= Task prompt =
Copy out each record that follows exactly, and omit any picture you find.

= Data to process =

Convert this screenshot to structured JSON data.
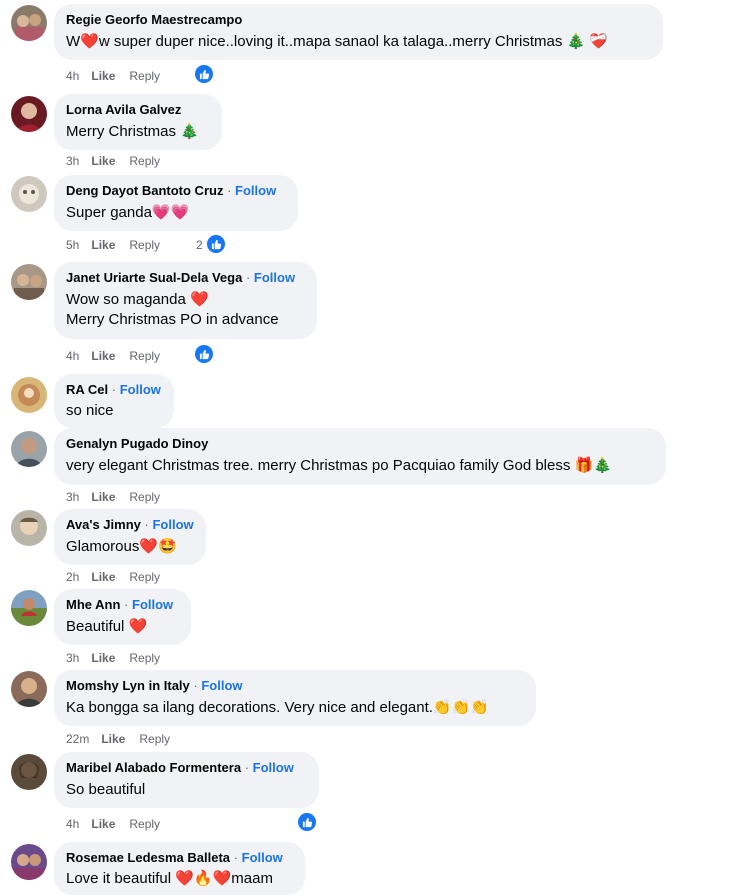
{
  "comments": [
    {
      "name": "Regie Georfo Maestrecampo",
      "follow": "",
      "lines": [
        "W❤️w super duper nice..loving it..mapa sanaol ka talaga..merry Christmas 🎄 ❤️‍🩹"
      ],
      "time": "4h",
      "like": "Like",
      "reply": "Reply",
      "reactions": ""
    },
    {
      "name": "Lorna Avila Galvez",
      "follow": "",
      "lines": [
        "Merry Christmas 🎄"
      ],
      "time": "3h",
      "like": "Like",
      "reply": "Reply",
      "reactions": ""
    },
    {
      "name": "Deng Dayot Bantoto Cruz",
      "follow": "Follow",
      "lines": [
        "Super ganda💗💗"
      ],
      "time": "5h",
      "like": "Like",
      "reply": "Reply",
      "reactions": "2"
    },
    {
      "name": "Janet Uriarte Sual-Dela Vega",
      "follow": "Follow",
      "lines": [
        "Wow so maganda ❤️",
        "Merry Christmas PO in advance"
      ],
      "time": "4h",
      "like": "Like",
      "reply": "Reply",
      "reactions": ""
    },
    {
      "name": "RA Cel",
      "follow": "Follow",
      "lines": [
        "so nice"
      ],
      "time": "",
      "like": "",
      "reply": "",
      "reactions": ""
    },
    {
      "name": "Genalyn Pugado Dinoy",
      "follow": "",
      "lines": [
        "very elegant Christmas tree. merry Christmas po Pacquiao family God bless 🎁🎄"
      ],
      "time": "3h",
      "like": "Like",
      "reply": "Reply",
      "reactions": ""
    },
    {
      "name": "Ava's Jimny",
      "follow": "Follow",
      "lines": [
        "Glamorous❤️🤩"
      ],
      "time": "2h",
      "like": "Like",
      "reply": "Reply",
      "reactions": ""
    },
    {
      "name": "Mhe Ann",
      "follow": "Follow",
      "lines": [
        "Beautiful ❤️"
      ],
      "time": "3h",
      "like": "Like",
      "reply": "Reply",
      "reactions": ""
    },
    {
      "name": "Momshy Lyn in Italy",
      "follow": "Follow",
      "lines": [
        "Ka bongga sa ilang decorations. Very nice and elegant.👏👏👏"
      ],
      "time": "22m",
      "like": "Like",
      "reply": "Reply",
      "reactions": ""
    },
    {
      "name": "Maribel Alabado Formentera",
      "follow": "Follow",
      "lines": [
        "So beautiful"
      ],
      "time": "4h",
      "like": "Like",
      "reply": "Reply",
      "reactions": ""
    },
    {
      "name": "Rosemae Ledesma Balleta",
      "follow": "Follow",
      "lines": [
        "Love it beautiful ❤️🔥❤️maam"
      ],
      "time": "",
      "like": "",
      "reply": "",
      "reactions": ""
    }
  ],
  "colors": {
    "bubble": "#f0f2f5",
    "follow": "#1b74e4",
    "meta": "#65676b",
    "like_badge": "#1877f2"
  }
}
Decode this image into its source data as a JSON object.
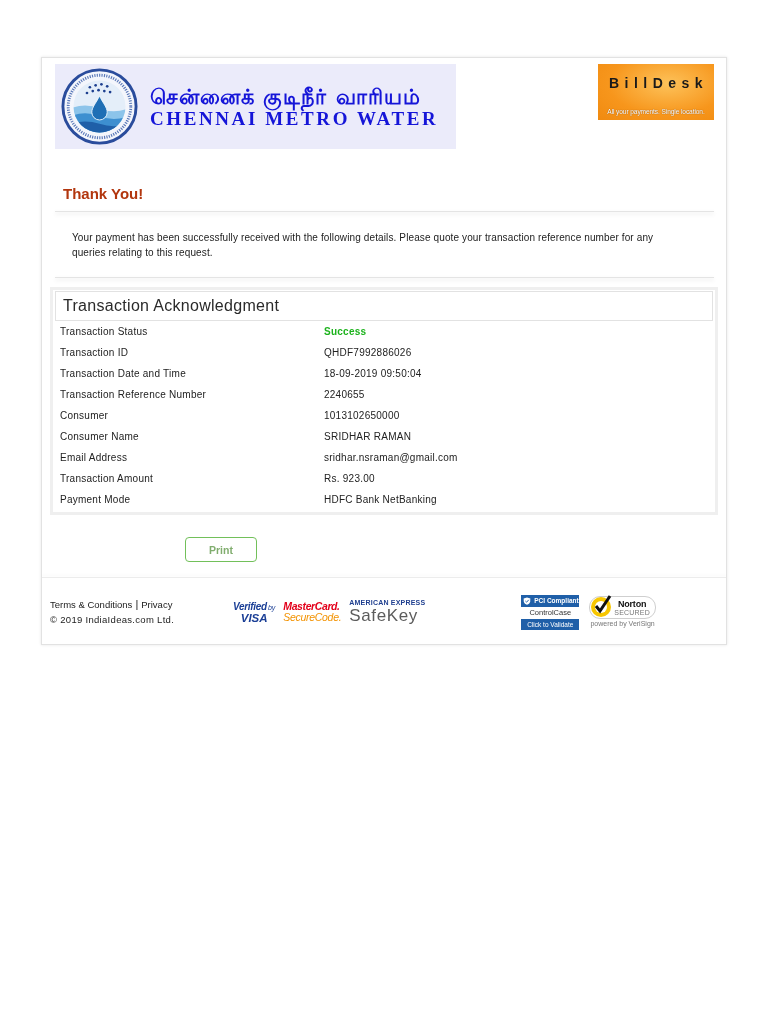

= Exercise response =
Convert this screenshot to structured JSON data.
{
  "comments": [
    {
      "name": "Regie Georfo Maestrecampo",
      "follow": "",
      "lines": [
        "W❤️w super duper nice..loving it..mapa sanaol ka talaga..merry Christmas 🎄 ❤️‍🩹"
      ],
      "time": "4h",
      "like": "Like",
      "reply": "Reply",
      "reactions": ""
    },
    {
      "name": "Lorna Avila Galvez",
      "follow": "",
      "lines": [
        "Merry Christmas 🎄"
      ],
      "time": "3h",
      "like": "Like",
      "reply": "Reply",
      "reactions": ""
    },
    {
      "name": "Deng Dayot Bantoto Cruz",
      "follow": "Follow",
      "lines": [
        "Super ganda💗💗"
      ],
      "time": "5h",
      "like": "Like",
      "reply": "Reply",
      "reactions": "2"
    },
    {
      "name": "Janet Uriarte Sual-Dela Vega",
      "follow": "Follow",
      "lines": [
        "Wow so maganda ❤️",
        "Merry Christmas PO in advance"
      ],
      "time": "4h",
      "like": "Like",
      "reply": "Reply",
      "reactions": ""
    },
    {
      "name": "RA Cel",
      "follow": "Follow",
      "lines": [
        "so nice"
      ],
      "time": "",
      "like": "",
      "reply": "",
      "reactions": ""
    },
    {
      "name": "Genalyn Pugado Dinoy",
      "follow": "",
      "lines": [
        "very elegant Christmas tree. merry Christmas po Pacquiao family God bless 🎁🎄"
      ],
      "time": "3h",
      "like": "Like",
      "reply": "Reply",
      "reactions": ""
    },
    {
      "name": "Ava's Jimny",
      "follow": "Follow",
      "lines": [
        "Glamorous❤️🤩"
      ],
      "time": "2h",
      "like": "Like",
      "reply": "Reply",
      "reactions": ""
    },
    {
      "name": "Mhe Ann",
      "follow": "Follow",
      "lines": [
        "Beautiful ❤️"
      ],
      "time": "3h",
      "like": "Like",
      "reply": "Reply",
      "reactions": ""
    },
    {
      "name": "Momshy Lyn in Italy",
      "follow": "Follow",
      "lines": [
        "Ka bongga sa ilang decorations. Very nice and elegant.👏👏👏"
      ],
      "time": "22m",
      "like": "Like",
      "reply": "Reply",
      "reactions": ""
    },
    {
      "name": "Maribel Alabado Formentera",
      "follow": "Follow",
      "lines": [
        "So beautiful"
      ],
      "time": "4h",
      "like": "Like",
      "reply": "Reply",
      "reactions": ""
    },
    {
      "name": "Rosemae Ledesma Balleta",
      "follow": "Follow",
      "lines": [
        "Love it beautiful ❤️🔥❤️maam"
      ],
      "time": "",
      "like": "",
      "reply": "",
      "reactions": ""
    }
  ],
  "colors": {
    "bubble": "#f0f2f5",
    "follow": "#1b74e4",
    "meta": "#65676b",
    "like_badge": "#1877f2"
  }
}
Decode this image into its source data as a JSON object.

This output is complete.